== Data ==
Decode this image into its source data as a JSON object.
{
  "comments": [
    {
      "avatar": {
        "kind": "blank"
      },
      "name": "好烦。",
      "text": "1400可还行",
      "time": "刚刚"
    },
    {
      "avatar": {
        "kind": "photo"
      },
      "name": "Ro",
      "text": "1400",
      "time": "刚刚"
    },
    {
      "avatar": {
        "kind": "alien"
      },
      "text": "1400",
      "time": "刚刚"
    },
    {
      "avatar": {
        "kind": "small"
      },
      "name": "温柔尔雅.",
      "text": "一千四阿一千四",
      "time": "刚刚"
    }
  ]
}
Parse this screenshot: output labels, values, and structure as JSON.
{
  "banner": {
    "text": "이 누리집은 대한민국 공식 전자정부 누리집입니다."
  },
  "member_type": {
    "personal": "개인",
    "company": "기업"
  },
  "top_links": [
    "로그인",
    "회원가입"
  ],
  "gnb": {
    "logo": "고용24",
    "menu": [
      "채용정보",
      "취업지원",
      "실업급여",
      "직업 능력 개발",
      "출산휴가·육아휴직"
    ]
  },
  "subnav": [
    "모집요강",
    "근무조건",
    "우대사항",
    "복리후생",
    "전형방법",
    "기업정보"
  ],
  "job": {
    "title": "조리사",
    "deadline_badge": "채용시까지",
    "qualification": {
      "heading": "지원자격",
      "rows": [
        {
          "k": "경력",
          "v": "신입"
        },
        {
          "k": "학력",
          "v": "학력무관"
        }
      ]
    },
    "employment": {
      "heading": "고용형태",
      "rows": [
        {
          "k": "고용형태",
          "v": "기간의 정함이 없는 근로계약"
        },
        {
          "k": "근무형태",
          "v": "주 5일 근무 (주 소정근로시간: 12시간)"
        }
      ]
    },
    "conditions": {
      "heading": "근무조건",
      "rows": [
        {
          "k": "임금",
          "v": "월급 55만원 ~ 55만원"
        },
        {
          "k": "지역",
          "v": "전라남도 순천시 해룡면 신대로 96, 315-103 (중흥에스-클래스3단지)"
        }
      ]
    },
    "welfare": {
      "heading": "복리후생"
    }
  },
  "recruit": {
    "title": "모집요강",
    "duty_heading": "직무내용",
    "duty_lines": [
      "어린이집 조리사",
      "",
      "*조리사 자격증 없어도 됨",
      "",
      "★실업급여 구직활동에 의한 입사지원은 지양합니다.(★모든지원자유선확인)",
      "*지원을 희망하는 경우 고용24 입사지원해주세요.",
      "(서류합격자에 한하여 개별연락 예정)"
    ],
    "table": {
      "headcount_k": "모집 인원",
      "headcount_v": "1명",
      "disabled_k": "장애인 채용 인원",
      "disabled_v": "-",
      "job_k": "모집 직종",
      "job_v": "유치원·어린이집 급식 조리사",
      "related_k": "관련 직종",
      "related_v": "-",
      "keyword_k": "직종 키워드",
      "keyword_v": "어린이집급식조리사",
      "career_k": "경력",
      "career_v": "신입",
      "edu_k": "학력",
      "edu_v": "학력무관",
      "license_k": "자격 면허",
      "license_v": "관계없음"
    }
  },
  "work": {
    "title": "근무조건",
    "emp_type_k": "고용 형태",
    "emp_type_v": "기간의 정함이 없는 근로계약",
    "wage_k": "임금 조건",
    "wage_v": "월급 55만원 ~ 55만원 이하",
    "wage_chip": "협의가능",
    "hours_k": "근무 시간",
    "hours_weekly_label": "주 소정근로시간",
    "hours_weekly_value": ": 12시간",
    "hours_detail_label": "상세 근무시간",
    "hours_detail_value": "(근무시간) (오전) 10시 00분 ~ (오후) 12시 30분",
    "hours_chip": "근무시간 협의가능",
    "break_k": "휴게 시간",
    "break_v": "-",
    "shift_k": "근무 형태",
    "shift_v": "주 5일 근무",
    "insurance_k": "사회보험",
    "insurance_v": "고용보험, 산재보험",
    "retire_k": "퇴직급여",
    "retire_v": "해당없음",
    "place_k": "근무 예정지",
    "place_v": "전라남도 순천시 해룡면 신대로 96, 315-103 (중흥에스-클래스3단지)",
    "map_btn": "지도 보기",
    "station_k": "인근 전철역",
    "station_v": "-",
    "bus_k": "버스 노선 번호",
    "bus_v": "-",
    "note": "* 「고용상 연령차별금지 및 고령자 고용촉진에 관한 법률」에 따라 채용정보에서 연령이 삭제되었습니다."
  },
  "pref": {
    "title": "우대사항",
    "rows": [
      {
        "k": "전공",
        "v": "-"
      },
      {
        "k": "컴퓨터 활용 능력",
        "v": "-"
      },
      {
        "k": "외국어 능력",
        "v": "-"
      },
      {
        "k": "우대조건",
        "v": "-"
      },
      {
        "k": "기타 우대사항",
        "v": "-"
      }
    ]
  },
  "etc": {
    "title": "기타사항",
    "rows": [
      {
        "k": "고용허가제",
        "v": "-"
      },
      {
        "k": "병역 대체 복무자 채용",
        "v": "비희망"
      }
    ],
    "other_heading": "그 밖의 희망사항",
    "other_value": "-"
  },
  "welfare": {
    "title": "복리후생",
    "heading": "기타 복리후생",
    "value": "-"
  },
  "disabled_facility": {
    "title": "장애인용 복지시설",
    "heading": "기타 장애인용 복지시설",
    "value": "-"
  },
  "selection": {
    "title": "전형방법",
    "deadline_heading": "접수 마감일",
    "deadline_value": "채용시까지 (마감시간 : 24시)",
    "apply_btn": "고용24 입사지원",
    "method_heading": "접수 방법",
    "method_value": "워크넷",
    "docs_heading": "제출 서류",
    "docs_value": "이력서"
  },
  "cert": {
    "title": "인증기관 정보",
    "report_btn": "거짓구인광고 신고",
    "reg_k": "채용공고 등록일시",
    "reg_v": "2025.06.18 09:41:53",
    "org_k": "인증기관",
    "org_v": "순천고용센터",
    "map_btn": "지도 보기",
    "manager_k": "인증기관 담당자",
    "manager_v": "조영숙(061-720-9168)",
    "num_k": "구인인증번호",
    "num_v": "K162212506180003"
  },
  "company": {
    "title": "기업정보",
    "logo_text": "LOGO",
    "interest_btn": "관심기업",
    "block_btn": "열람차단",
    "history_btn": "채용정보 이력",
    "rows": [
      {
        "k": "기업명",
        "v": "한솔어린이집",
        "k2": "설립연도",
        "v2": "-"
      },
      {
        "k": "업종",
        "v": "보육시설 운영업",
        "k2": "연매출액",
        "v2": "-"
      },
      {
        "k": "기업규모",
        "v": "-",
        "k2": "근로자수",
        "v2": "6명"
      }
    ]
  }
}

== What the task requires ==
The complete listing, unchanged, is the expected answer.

== Task result ==
Decode this image into its source data as a JSON object.
{
  "comments": [
    {
      "avatar": {
        "kind": "blank"
      },
      "name": "好烦。",
      "text": "1400可还行",
      "time": "刚刚"
    },
    {
      "avatar": {
        "kind": "photo"
      },
      "name": "Ro",
      "text": "1400",
      "time": "刚刚"
    },
    {
      "avatar": {
        "kind": "alien"
      },
      "text": "1400",
      "time": "刚刚"
    },
    {
      "avatar": {
        "kind": "small"
      },
      "name": "温柔尔雅.",
      "text": "一千四阿一千四",
      "time": "刚刚"
    }
  ]
}
Parse this screenshot: output labels, values, and structure as JSON.
{
  "banner": {
    "text": "이 누리집은 대한민국 공식 전자정부 누리집입니다."
  },
  "member_type": {
    "personal": "개인",
    "company": "기업"
  },
  "top_links": [
    "로그인",
    "회원가입"
  ],
  "gnb": {
    "logo": "고용24",
    "menu": [
      "채용정보",
      "취업지원",
      "실업급여",
      "직업 능력 개발",
      "출산휴가·육아휴직"
    ]
  },
  "subnav": [
    "모집요강",
    "근무조건",
    "우대사항",
    "복리후생",
    "전형방법",
    "기업정보"
  ],
  "job": {
    "title": "조리사",
    "deadline_badge": "채용시까지",
    "qualification": {
      "heading": "지원자격",
      "rows": [
        {
          "k": "경력",
          "v": "신입"
        },
        {
          "k": "학력",
          "v": "학력무관"
        }
      ]
    },
    "employment": {
      "heading": "고용형태",
      "rows": [
        {
          "k": "고용형태",
          "v": "기간의 정함이 없는 근로계약"
        },
        {
          "k": "근무형태",
          "v": "주 5일 근무 (주 소정근로시간: 12시간)"
        }
      ]
    },
    "conditions": {
      "heading": "근무조건",
      "rows": [
        {
          "k": "임금",
          "v": "월급 55만원 ~ 55만원"
        },
        {
          "k": "지역",
          "v": "전라남도 순천시 해룡면 신대로 96, 315-103 (중흥에스-클래스3단지)"
        }
      ]
    },
    "welfare": {
      "heading": "복리후생"
    }
  },
  "recruit": {
    "title": "모집요강",
    "duty_heading": "직무내용",
    "duty_lines": [
      "어린이집 조리사",
      "",
      "*조리사 자격증 없어도 됨",
      "",
      "★실업급여 구직활동에 의한 입사지원은 지양합니다.(★모든지원자유선확인)",
      "*지원을 희망하는 경우 고용24 입사지원해주세요.",
      "(서류합격자에 한하여 개별연락 예정)"
    ],
    "table": {
      "headcount_k": "모집 인원",
      "headcount_v": "1명",
      "disabled_k": "장애인 채용 인원",
      "disabled_v": "-",
      "job_k": "모집 직종",
      "job_v": "유치원·어린이집 급식 조리사",
      "related_k": "관련 직종",
      "related_v": "-",
      "keyword_k": "직종 키워드",
      "keyword_v": "어린이집급식조리사",
      "career_k": "경력",
      "career_v": "신입",
      "edu_k": "학력",
      "edu_v": "학력무관",
      "license_k": "자격 면허",
      "license_v": "관계없음"
    }
  },
  "work": {
    "title": "근무조건",
    "emp_type_k": "고용 형태",
    "emp_type_v": "기간의 정함이 없는 근로계약",
    "wage_k": "임금 조건",
    "wage_v": "월급 55만원 ~ 55만원 이하",
    "wage_chip": "협의가능",
    "hours_k": "근무 시간",
    "hours_weekly_label": "주 소정근로시간",
    "hours_weekly_value": ": 12시간",
    "hours_detail_label": "상세 근무시간",
    "hours_detail_value": "(근무시간) (오전) 10시 00분 ~ (오후) 12시 30분",
    "hours_chip": "근무시간 협의가능",
    "break_k": "휴게 시간",
    "break_v": "-",
    "shift_k": "근무 형태",
    "shift_v": "주 5일 근무",
    "insurance_k": "사회보험",
    "insurance_v": "고용보험, 산재보험",
    "retire_k": "퇴직급여",
    "retire_v": "해당없음",
    "place_k": "근무 예정지",
    "place_v": "전라남도 순천시 해룡면 신대로 96, 315-103 (중흥에스-클래스3단지)",
    "map_btn": "지도 보기",
    "station_k": "인근 전철역",
    "station_v": "-",
    "bus_k": "버스 노선 번호",
    "bus_v": "-",
    "note": "* 「고용상 연령차별금지 및 고령자 고용촉진에 관한 법률」에 따라 채용정보에서 연령이 삭제되었습니다."
  },
  "pref": {
    "title": "우대사항",
    "rows": [
      {
        "k": "전공",
        "v": "-"
      },
      {
        "k": "컴퓨터 활용 능력",
        "v": "-"
      },
      {
        "k": "외국어 능력",
        "v": "-"
      },
      {
        "k": "우대조건",
        "v": "-"
      },
      {
        "k": "기타 우대사항",
        "v": "-"
      }
    ]
  },
  "etc": {
    "title": "기타사항",
    "rows": [
      {
        "k": "고용허가제",
        "v": "-"
      },
      {
        "k": "병역 대체 복무자 채용",
        "v": "비희망"
      }
    ],
    "other_heading": "그 밖의 희망사항",
    "other_value": "-"
  },
  "welfare": {
    "title": "복리후생",
    "heading": "기타 복리후생",
    "value": "-"
  },
  "disabled_facility": {
    "title": "장애인용 복지시설",
    "heading": "기타 장애인용 복지시설",
    "value": "-"
  },
  "selection": {
    "title": "전형방법",
    "deadline_heading": "접수 마감일",
    "deadline_value": "채용시까지 (마감시간 : 24시)",
    "apply_btn": "고용24 입사지원",
    "method_heading": "접수 방법",
    "method_value": "워크넷",
    "docs_heading": "제출 서류",
    "docs_value": "이력서"
  },
  "cert": {
    "title": "인증기관 정보",
    "report_btn": "거짓구인광고 신고",
    "reg_k": "채용공고 등록일시",
    "reg_v": "2025.06.18 09:41:53",
    "org_k": "인증기관",
    "org_v": "순천고용센터",
    "map_btn": "지도 보기",
    "manager_k": "인증기관 담당자",
    "manager_v": "조영숙(061-720-9168)",
    "num_k": "구인인증번호",
    "num_v": "K162212506180003"
  },
  "company": {
    "title": "기업정보",
    "logo_text": "LOGO",
    "interest_btn": "관심기업",
    "block_btn": "열람차단",
    "history_btn": "채용정보 이력",
    "rows": [
      {
        "k": "기업명",
        "v": "한솔어린이집",
        "k2": "설립연도",
        "v2": "-"
      },
      {
        "k": "업종",
        "v": "보육시설 운영업",
        "k2": "연매출액",
        "v2": "-"
      },
      {
        "k": "기업규모",
        "v": "-",
        "k2": "근로자수",
        "v2": "6명"
      }
    ]
  }
}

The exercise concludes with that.